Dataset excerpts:
^^^^
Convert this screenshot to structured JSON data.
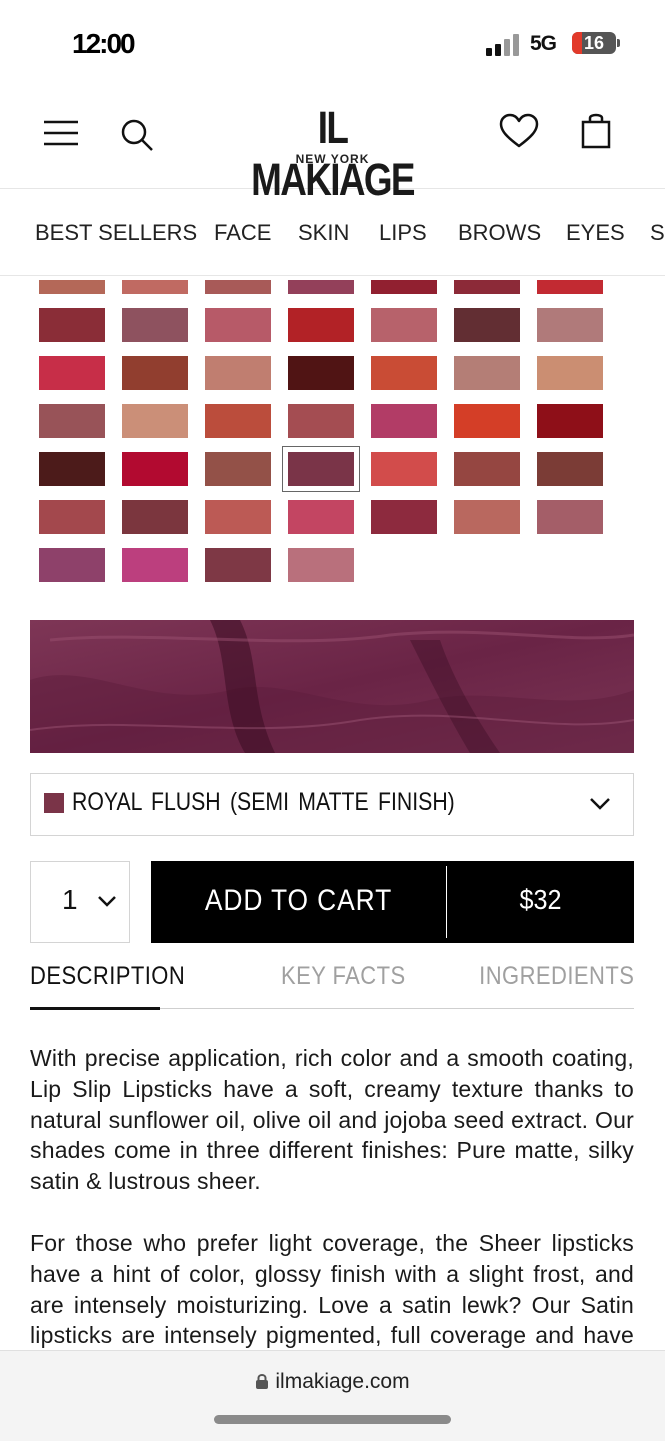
{
  "status_bar": {
    "time": "12:00",
    "network": "5G",
    "battery": "16"
  },
  "header": {
    "brand": "IL MAKIAGE",
    "brand_sub": "NEW YORK",
    "menu_icon": "menu-icon",
    "search_icon": "search-icon",
    "wishlist_icon": "heart-icon",
    "bag_icon": "shopping-bag-icon"
  },
  "nav": {
    "items": [
      "BEST SELLERS",
      "FACE",
      "SKIN",
      "LIPS",
      "BROWS",
      "EYES",
      "S"
    ]
  },
  "swatches": {
    "colors": [
      "#b46858",
      "#c06a62",
      "#a85a58",
      "#93405a",
      "#912030",
      "#8c2a38",
      "#c22a32",
      "#8a2d37",
      "#8e525f",
      "#b75a68",
      "#b22226",
      "#b7626b",
      "#622e33",
      "#b07a7a",
      "#c72e48",
      "#913e2f",
      "#c07e70",
      "#501414",
      "#c94c35",
      "#b47e76",
      "#cb8e72",
      "#985358",
      "#cb8f78",
      "#bb4d3c",
      "#a44d52",
      "#b23c66",
      "#d43e27",
      "#8e0f18",
      "#4c1b1a",
      "#b20a30",
      "#935148",
      "#7a3448",
      "#d24c4b",
      "#954641",
      "#7b3c36",
      "#a3484d",
      "#7b363e",
      "#bc5a55",
      "#c34562",
      "#8d2a3e",
      "#b9685f",
      "#a45e68",
      "#8e416a",
      "#bc3f7e",
      "#7e3845",
      "#b9707c"
    ],
    "selected_index": 31
  },
  "shade": {
    "name": "ROYAL FLUSH (SEMI MATTE FINISH)",
    "color": "#7a3448"
  },
  "quantity": "1",
  "cart": {
    "label": "ADD TO CART",
    "price": "$32"
  },
  "tabs": [
    {
      "label": "DESCRIPTION",
      "active": true
    },
    {
      "label": "KEY FACTS",
      "active": false
    },
    {
      "label": "INGREDIENTS",
      "active": false
    }
  ],
  "description": [
    "With precise application, rich color and a smooth coating, Lip Slip Lipsticks have a soft, creamy texture thanks to natural sunflower oil, olive oil and jojoba seed extract. Our shades come in three different finishes: Pure matte, silky satin & lustrous sheer.",
    "For those who prefer light coverage, the Sheer lipsticks have a hint of color, glossy finish with a slight frost, and are intensely moisturizing. Love a satin lewk? Our Satin lipsticks are intensely pigmented, full coverage and have a"
  ],
  "browser": {
    "url": "ilmakiage.com"
  },
  "colors": {
    "accent": "#000000",
    "shade_chip": "#7a3448",
    "texture": "#6e2a4a"
  }
}
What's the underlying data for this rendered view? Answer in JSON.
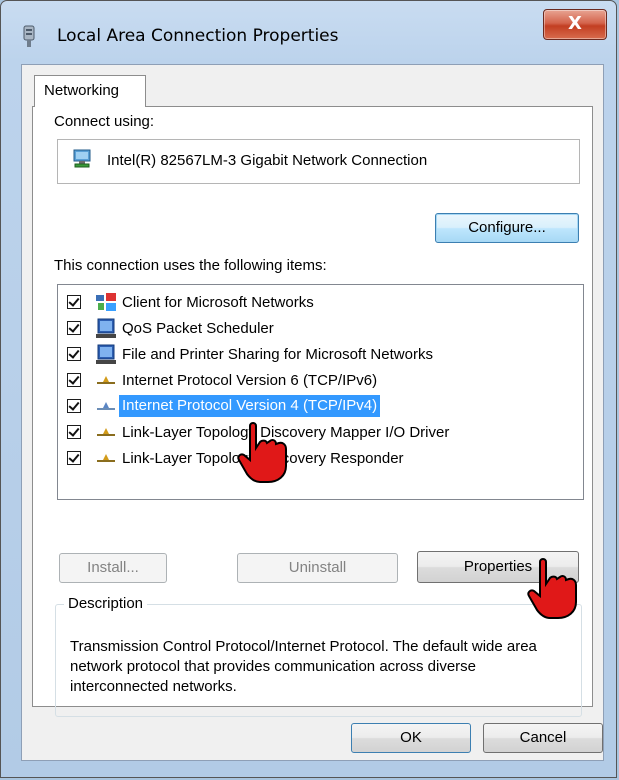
{
  "window": {
    "title": "Local Area Connection Properties",
    "close_label": "X"
  },
  "tabs": [
    {
      "label": "Networking",
      "selected": true
    }
  ],
  "connect_using": {
    "label": "Connect using:",
    "adapter": "Intel(R) 82567LM-3 Gigabit Network Connection",
    "configure_label": "Configure..."
  },
  "items": {
    "label": "This connection uses the following items:",
    "list": [
      {
        "label": "Client for Microsoft Networks",
        "checked": true,
        "icon": "network-client-icon"
      },
      {
        "label": "QoS Packet Scheduler",
        "checked": true,
        "icon": "computer-service-icon"
      },
      {
        "label": "File and Printer Sharing for Microsoft Networks",
        "checked": true,
        "icon": "computer-service-icon"
      },
      {
        "label": "Internet Protocol Version 6 (TCP/IPv6)",
        "checked": true,
        "icon": "protocol-icon"
      },
      {
        "label": "Internet Protocol Version 4 (TCP/IPv4)",
        "checked": true,
        "icon": "protocol-icon",
        "selected": true
      },
      {
        "label": "Link-Layer Topology Discovery Mapper I/O Driver",
        "checked": true,
        "icon": "protocol-icon"
      },
      {
        "label": "Link-Layer Topology Discovery Responder",
        "checked": true,
        "icon": "protocol-icon"
      }
    ]
  },
  "buttons": {
    "install": "Install...",
    "uninstall": "Uninstall",
    "properties": "Properties",
    "ok": "OK",
    "cancel": "Cancel"
  },
  "description": {
    "legend": "Description",
    "text": "Transmission Control Protocol/Internet Protocol. The default wide area network protocol that provides communication across diverse interconnected networks."
  },
  "colors": {
    "selection": "#3399ff",
    "close_button": "#c94a2e",
    "focus_button": "#bee6fd"
  }
}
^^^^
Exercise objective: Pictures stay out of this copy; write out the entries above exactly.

Task solution:
Convert this screenshot to structured JSON data.
{
  "status_bar": {
    "time": "12:00",
    "network": "5G",
    "battery": "16"
  },
  "header": {
    "brand": "IL MAKIAGE",
    "brand_sub": "NEW YORK",
    "menu_icon": "menu-icon",
    "search_icon": "search-icon",
    "wishlist_icon": "heart-icon",
    "bag_icon": "shopping-bag-icon"
  },
  "nav": {
    "items": [
      "BEST SELLERS",
      "FACE",
      "SKIN",
      "LIPS",
      "BROWS",
      "EYES",
      "S"
    ]
  },
  "swatches": {
    "colors": [
      "#b46858",
      "#c06a62",
      "#a85a58",
      "#93405a",
      "#912030",
      "#8c2a38",
      "#c22a32",
      "#8a2d37",
      "#8e525f",
      "#b75a68",
      "#b22226",
      "#b7626b",
      "#622e33",
      "#b07a7a",
      "#c72e48",
      "#913e2f",
      "#c07e70",
      "#501414",
      "#c94c35",
      "#b47e76",
      "#cb8e72",
      "#985358",
      "#cb8f78",
      "#bb4d3c",
      "#a44d52",
      "#b23c66",
      "#d43e27",
      "#8e0f18",
      "#4c1b1a",
      "#b20a30",
      "#935148",
      "#7a3448",
      "#d24c4b",
      "#954641",
      "#7b3c36",
      "#a3484d",
      "#7b363e",
      "#bc5a55",
      "#c34562",
      "#8d2a3e",
      "#b9685f",
      "#a45e68",
      "#8e416a",
      "#bc3f7e",
      "#7e3845",
      "#b9707c"
    ],
    "selected_index": 31
  },
  "shade": {
    "name": "ROYAL FLUSH (SEMI MATTE FINISH)",
    "color": "#7a3448"
  },
  "quantity": "1",
  "cart": {
    "label": "ADD TO CART",
    "price": "$32"
  },
  "tabs": [
    {
      "label": "DESCRIPTION",
      "active": true
    },
    {
      "label": "KEY FACTS",
      "active": false
    },
    {
      "label": "INGREDIENTS",
      "active": false
    }
  ],
  "description": [
    "With precise application, rich color and a smooth coating, Lip Slip Lipsticks have a soft, creamy texture thanks to natural sunflower oil, olive oil and jojoba seed extract. Our shades come in three different finishes: Pure matte, silky satin & lustrous sheer.",
    "For those who prefer light coverage, the Sheer lipsticks have a hint of color, glossy finish with a slight frost, and are intensely moisturizing. Love a satin lewk? Our Satin lipsticks are intensely pigmented, full coverage and have a"
  ],
  "browser": {
    "url": "ilmakiage.com"
  },
  "colors": {
    "accent": "#000000",
    "shade_chip": "#7a3448",
    "texture": "#6e2a4a"
  }
}
What's the underlying data for this rendered view? Answer in JSON.
{
  "window": {
    "title": "Local Area Connection Properties",
    "close_label": "X"
  },
  "tabs": [
    {
      "label": "Networking",
      "selected": true
    }
  ],
  "connect_using": {
    "label": "Connect using:",
    "adapter": "Intel(R) 82567LM-3 Gigabit Network Connection",
    "configure_label": "Configure..."
  },
  "items": {
    "label": "This connection uses the following items:",
    "list": [
      {
        "label": "Client for Microsoft Networks",
        "checked": true,
        "icon": "network-client-icon"
      },
      {
        "label": "QoS Packet Scheduler",
        "checked": true,
        "icon": "computer-service-icon"
      },
      {
        "label": "File and Printer Sharing for Microsoft Networks",
        "checked": true,
        "icon": "computer-service-icon"
      },
      {
        "label": "Internet Protocol Version 6 (TCP/IPv6)",
        "checked": true,
        "icon": "protocol-icon"
      },
      {
        "label": "Internet Protocol Version 4 (TCP/IPv4)",
        "checked": true,
        "icon": "protocol-icon",
        "selected": true
      },
      {
        "label": "Link-Layer Topology Discovery Mapper I/O Driver",
        "checked": true,
        "icon": "protocol-icon"
      },
      {
        "label": "Link-Layer Topology Discovery Responder",
        "checked": true,
        "icon": "protocol-icon"
      }
    ]
  },
  "buttons": {
    "install": "Install...",
    "uninstall": "Uninstall",
    "properties": "Properties",
    "ok": "OK",
    "cancel": "Cancel"
  },
  "description": {
    "legend": "Description",
    "text": "Transmission Control Protocol/Internet Protocol. The default wide area network protocol that provides communication across diverse interconnected networks."
  },
  "colors": {
    "selection": "#3399ff",
    "close_button": "#c94a2e",
    "focus_button": "#bee6fd"
  }
}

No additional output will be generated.